Limits are a gift from God because he is worthy of restful trust. In fact, that’s really what rest is: trust. Trust that while we’re sleeping, God can still provide for us. Trust that by resting on the Sabbath, God will help accomplish the work we need to get done during the remaining 5-6 days. Trust that listening to the needs of our bodies honors God as we care for this temple of the Holy Spirit he’s given us and in which God dwells. 

One super important caution about the idea of sleep being a gift from God: I don’t think the Psalmist is implying that people who struggle with insomnia—or who can’t get enough sleep because of responsibilities or children—aren’t loved by God, or that they’re living in distrust of him. And knowing what I know about Jesus, I don’t think he’s judgmentally condemning anyone who finds themselves overwhelmed with the burdens of life. First, if that’s you, I’m so sorry. Life is so much harder when we can’t sleep and when we feel overwhelmed. I know this doesn’t fix it, but the primary idea isn’t about sleep. The point is that restful trust is an invitation God has for all of us. Even someone who literally can’t sleep can still accept the invitation of this verse by restfully trusting in God with their eyes open. 

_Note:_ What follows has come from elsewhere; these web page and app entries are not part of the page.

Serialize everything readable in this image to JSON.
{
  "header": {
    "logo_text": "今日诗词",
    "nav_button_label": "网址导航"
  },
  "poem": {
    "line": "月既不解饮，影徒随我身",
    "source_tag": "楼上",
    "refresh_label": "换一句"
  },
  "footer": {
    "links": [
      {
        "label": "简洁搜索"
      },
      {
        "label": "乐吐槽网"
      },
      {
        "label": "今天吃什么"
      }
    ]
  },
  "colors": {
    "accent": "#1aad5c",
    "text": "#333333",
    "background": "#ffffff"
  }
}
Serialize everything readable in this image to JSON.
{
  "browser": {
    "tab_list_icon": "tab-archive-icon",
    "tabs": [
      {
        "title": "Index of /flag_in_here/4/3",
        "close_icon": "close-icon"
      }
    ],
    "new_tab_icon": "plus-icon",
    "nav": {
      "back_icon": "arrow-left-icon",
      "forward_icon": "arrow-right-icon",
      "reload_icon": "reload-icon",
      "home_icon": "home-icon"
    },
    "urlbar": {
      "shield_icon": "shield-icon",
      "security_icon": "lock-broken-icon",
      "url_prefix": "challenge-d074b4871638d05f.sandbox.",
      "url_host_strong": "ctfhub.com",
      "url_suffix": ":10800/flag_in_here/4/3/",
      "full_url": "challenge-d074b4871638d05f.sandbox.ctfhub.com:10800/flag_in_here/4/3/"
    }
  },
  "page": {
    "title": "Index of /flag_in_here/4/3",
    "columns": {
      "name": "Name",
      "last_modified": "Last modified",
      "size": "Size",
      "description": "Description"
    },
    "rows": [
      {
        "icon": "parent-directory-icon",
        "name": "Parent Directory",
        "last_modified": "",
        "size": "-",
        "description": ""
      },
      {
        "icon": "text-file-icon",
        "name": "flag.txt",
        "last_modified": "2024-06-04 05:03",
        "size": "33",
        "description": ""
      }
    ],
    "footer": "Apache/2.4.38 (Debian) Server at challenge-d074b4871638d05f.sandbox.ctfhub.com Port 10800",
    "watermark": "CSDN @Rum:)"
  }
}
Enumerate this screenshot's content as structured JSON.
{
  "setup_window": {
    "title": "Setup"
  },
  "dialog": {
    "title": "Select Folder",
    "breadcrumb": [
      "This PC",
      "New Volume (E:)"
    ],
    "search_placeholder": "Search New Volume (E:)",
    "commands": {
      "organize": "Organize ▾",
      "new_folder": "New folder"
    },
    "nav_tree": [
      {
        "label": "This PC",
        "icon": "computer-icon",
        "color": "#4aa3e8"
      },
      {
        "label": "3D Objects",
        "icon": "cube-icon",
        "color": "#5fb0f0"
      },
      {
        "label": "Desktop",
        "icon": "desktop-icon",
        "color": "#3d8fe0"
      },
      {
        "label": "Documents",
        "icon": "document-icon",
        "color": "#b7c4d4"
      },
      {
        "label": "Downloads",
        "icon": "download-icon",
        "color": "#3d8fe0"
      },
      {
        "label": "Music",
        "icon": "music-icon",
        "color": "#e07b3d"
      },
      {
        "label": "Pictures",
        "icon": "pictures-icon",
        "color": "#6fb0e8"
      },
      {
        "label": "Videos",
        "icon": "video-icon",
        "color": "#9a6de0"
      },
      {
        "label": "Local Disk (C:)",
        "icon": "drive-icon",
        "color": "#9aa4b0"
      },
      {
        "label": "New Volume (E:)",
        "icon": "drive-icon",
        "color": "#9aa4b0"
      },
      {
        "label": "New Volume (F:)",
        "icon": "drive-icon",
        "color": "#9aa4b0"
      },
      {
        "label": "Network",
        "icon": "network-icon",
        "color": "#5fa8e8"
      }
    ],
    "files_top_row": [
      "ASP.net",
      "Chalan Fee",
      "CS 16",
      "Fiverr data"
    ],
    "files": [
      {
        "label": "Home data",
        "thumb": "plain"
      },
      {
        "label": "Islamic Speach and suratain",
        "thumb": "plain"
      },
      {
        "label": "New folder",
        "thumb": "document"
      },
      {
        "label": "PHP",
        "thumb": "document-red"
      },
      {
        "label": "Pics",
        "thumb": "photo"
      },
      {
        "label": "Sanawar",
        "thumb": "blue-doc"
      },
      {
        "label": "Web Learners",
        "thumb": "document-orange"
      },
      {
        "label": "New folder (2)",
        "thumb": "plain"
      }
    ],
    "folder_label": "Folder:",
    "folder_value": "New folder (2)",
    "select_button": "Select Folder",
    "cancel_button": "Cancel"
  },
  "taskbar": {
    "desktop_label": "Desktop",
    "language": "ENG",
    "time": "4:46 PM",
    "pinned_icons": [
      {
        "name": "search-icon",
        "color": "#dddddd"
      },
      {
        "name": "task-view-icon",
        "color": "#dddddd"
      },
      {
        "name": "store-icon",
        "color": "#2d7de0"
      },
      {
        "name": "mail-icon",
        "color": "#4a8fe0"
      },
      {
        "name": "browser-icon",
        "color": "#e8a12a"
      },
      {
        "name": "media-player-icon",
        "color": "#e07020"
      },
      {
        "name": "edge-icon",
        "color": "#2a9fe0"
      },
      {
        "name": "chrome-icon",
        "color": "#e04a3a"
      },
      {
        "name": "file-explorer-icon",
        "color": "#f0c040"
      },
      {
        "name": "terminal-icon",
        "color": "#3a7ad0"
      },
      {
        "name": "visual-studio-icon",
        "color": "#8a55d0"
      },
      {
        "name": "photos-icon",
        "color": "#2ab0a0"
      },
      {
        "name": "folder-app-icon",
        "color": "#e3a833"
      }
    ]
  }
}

And one more caution, I started by describing being dangerously tired. I wish I could say that I’ve fixed myself, and now I walk through life restful and rested all the time. Some of the habits that got me to the place of dangerously tired are still there. I still say “yes” too much, and I still find myself having angry dreams at times. There are seasons when my kids don’t sleep well, and I end up not getting enough sleep. And not to mention, I practiced unhealthy rhythms of rest for decades that got me to a place of burnout. 18 months of living differently aren’t going to undo the past 18 years. 

But I’m on the journey toward trusting God with my limitations and following his invitation to rest. My biggest win so far? Scheduling two chunks of time into every week to R.I.G. (Rest In God). What does this look like? Usually, it means sleeping in, making a cup of coffee, and then simply sitting in silence with God on a comfy chair, on the deck, or near a body of water for at least an hour. The whole point of this time is to trust that God loves me not for what I do or accomplish, but simply because I’m his kid. And what do many parents crave? Time with their kids. I figure God likes that too. 

My second biggest win? I’m getting really good at noticing when I’m saying “yes” too much again. I’ve memorized those symptoms of dangerously tired, and I’ve added a few more that are helpful for me. When I start getting cynical? I use my R.I.G. time to ask God to show me where I’m trying to do too much. But again, I’m very much on a journey and still learning what it looks like to trust God. And I hope this feels like an invitation for you to join me in restful trust in a God who is trustworthy. 

So, if you decide to take a nap today? I approve! God gives rest to his beloved. If you decide to go to bed early tonight? God is pleased by that. And next time you fall asleep in church? Just remind the pastor (and anyone else with a judgmental glance) that you’re just being biblical and taking God at his word.